from The American Heritage® Dictionary of the English Language, 4th Edition
- n. The act of distracting or the condition of being distracted.
- n. Something, especially an amusement, that distracts.
- n. Extreme mental or emotional disturbance; obsession: loved the puppy to distraction.
from Wiktionary, Creative Commons Attribution/Share-Alike License
- n. Something that distracts.
- n. The process of being distracted.
- n. Perturbation; disorder; disturbance; confusion.
- n. Mental disorder; a deranged state of mind; insanity.
from the GNU version of the Collaborative International Dictionary of English
- n. The act of distracting; a drawing apart; separation.

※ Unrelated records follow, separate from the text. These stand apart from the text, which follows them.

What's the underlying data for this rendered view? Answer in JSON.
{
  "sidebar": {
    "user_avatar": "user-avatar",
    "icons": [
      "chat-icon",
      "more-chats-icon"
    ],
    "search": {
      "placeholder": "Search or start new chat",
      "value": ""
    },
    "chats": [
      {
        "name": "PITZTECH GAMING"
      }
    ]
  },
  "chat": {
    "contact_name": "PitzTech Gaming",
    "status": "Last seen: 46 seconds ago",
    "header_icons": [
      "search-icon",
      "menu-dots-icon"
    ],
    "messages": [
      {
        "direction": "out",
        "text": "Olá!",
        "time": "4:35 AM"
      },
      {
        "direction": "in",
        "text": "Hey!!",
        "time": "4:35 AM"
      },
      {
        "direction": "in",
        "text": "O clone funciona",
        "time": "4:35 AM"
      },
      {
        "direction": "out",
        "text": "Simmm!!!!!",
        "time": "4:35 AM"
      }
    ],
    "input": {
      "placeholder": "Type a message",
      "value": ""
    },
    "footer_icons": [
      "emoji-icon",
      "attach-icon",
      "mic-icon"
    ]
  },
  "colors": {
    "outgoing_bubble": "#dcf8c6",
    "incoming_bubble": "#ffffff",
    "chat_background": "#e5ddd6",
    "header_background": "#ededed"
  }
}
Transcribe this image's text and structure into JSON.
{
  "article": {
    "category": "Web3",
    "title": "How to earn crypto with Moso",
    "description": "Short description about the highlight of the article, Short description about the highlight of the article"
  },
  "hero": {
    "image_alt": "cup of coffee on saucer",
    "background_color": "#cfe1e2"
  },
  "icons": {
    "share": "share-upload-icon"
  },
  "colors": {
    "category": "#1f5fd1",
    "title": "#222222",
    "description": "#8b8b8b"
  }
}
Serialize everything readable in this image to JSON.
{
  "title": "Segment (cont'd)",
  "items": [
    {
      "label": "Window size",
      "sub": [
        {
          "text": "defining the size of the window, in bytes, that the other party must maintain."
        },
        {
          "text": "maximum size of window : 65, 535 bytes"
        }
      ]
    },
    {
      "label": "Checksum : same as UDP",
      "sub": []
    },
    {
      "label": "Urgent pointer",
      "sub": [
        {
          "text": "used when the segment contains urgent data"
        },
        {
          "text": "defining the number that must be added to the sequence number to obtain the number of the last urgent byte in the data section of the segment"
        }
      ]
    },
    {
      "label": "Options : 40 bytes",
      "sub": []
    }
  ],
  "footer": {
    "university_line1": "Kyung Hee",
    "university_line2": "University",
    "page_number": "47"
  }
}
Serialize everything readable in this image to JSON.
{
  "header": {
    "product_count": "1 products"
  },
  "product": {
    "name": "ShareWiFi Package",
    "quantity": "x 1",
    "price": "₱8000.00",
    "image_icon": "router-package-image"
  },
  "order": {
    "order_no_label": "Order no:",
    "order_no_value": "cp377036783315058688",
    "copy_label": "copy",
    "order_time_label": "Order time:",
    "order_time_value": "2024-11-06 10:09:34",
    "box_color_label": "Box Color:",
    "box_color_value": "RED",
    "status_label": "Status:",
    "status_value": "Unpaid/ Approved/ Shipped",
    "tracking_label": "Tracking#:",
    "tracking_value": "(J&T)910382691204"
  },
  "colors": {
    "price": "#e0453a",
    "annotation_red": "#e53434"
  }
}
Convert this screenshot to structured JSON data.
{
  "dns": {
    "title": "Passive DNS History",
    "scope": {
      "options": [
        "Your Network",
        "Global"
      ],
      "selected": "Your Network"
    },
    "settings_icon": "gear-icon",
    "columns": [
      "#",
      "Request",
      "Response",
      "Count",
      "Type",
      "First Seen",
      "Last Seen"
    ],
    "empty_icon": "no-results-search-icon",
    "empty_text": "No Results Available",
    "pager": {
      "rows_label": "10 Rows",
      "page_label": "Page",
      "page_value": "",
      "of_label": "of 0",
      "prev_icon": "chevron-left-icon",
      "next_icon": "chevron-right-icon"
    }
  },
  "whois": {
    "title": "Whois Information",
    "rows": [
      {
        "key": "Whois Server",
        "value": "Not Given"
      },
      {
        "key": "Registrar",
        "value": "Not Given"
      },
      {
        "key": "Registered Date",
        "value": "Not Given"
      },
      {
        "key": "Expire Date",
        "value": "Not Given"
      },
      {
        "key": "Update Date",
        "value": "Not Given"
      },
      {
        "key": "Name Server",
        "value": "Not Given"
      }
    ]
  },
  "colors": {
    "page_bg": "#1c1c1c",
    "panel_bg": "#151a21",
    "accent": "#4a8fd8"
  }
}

- n. That which diverts attention; a diversion.
- n. A diversity of direction; detachment.
- n. State in which the attention is called in different ways; confusion; perplexity.
- n. Confusion of affairs; tumult; disorder.
- n. Agitation from violent emotions; perturbation of mind; despair.
- n. Derangement of the mind; madness.
from The Century Dictionary and Cyclopedia
- n. The act of drawing or the state of being drawn apart; separation.
- n. A drawing away of the mind from one point or course to another or others; diversion of thought or feeling into a different channel or toward different objects.
- n. A drawing of the mind in different directions; mental confusion arising from diverse or opposing considerations; perplexity; bewilderment: as, the distraction caused by a multitude of questions or of cares.
- n. Confusion of affairs; tumult; disorder: as, political distractions.
- n. Violent mental excitement, or extreme agony of mind, simulating madness in its tendencies or outward exhibition; despairing perturbation: as, this toothache drives me to distraction.
- n. A state of disordered reason; frenzy; insanity; madness.
- n. A cause of diversion or of bewilderment, as of the attention or the mind; something that distracts, in any sense: as, the distractions of gayety or of business; labor is often a distraction from gloomy thoughts.
- n. In Greek grammar, the dialectic or poetical use of two similar vowels identical in pronunciation, or differing only in quantity, for a single long vowel in the ordinary Greek form: as,
φόωςfor φῶς, ὁρόωfor ὁρῶ, κράατοςfor κρᾶτος, κληηδώνfor κληδών
- n. In French-Canadian law, the divesting of the right to costs from the client or other person presumptively or ordinarily entitled, and the declaration of it to belong to the attorney, guardian, or other person equitably entitled.—
- n. A confusing division or course; a misleading separation or detachment of parts.
- n. Synonyms Derangement, aberration of mind, delirium, mania.
- n. In surgery, the act of pulling upon the segments of a limb so as to cause a separation of the opposing joint-surfaces.
from WordNet 3.0 Copyright 2006 by Princeton University. All rights reserved.
- n. mental turmoil
- n. an entertainment that provokes pleased interest and distracts you from worries and vexations
- n. the act of distracting; drawing someone's attention away from something
- n. an obstacle to attention
And right before that announcement finished, the police launched not just tear gas, but also what they call distraction devices, things that are designed to make a lot of noise.
BROWN: So Barack Obama is again hoping to get what he calls the distraction of Jeremiah Wright behind him.
The key to keeping my opponent off his game is to control the game with what I call a distraction point.
Grady predicts the movement will look much different in a few years as it refocuses on evangelism and overcoming what he calls the distraction of "materialism, flashy self-promotion, and foolish carnality."
Grady predicts the movement will look much different in a few years as it refocuses on evangelism and overcoming what he calls the distraction of:
Regarding TNA, Cruise says he's not a fan of the six-sided ring, which he calls a distraction, and he's not a fan of TNA's wrestling content within the two-hour window on Thursday nights.
Only some people believe that a guy who called criticism "distraction" is a good guy.
I think distraction is the way the brain signals it needs to relax.
Nine works the opposite way with Marshall trying to use his visual flair as a distraction from the terrible music.
"Worrying about how much revenue the government can keep from liquor sales is a distraction from the larger cost savings of privatization," Allen said.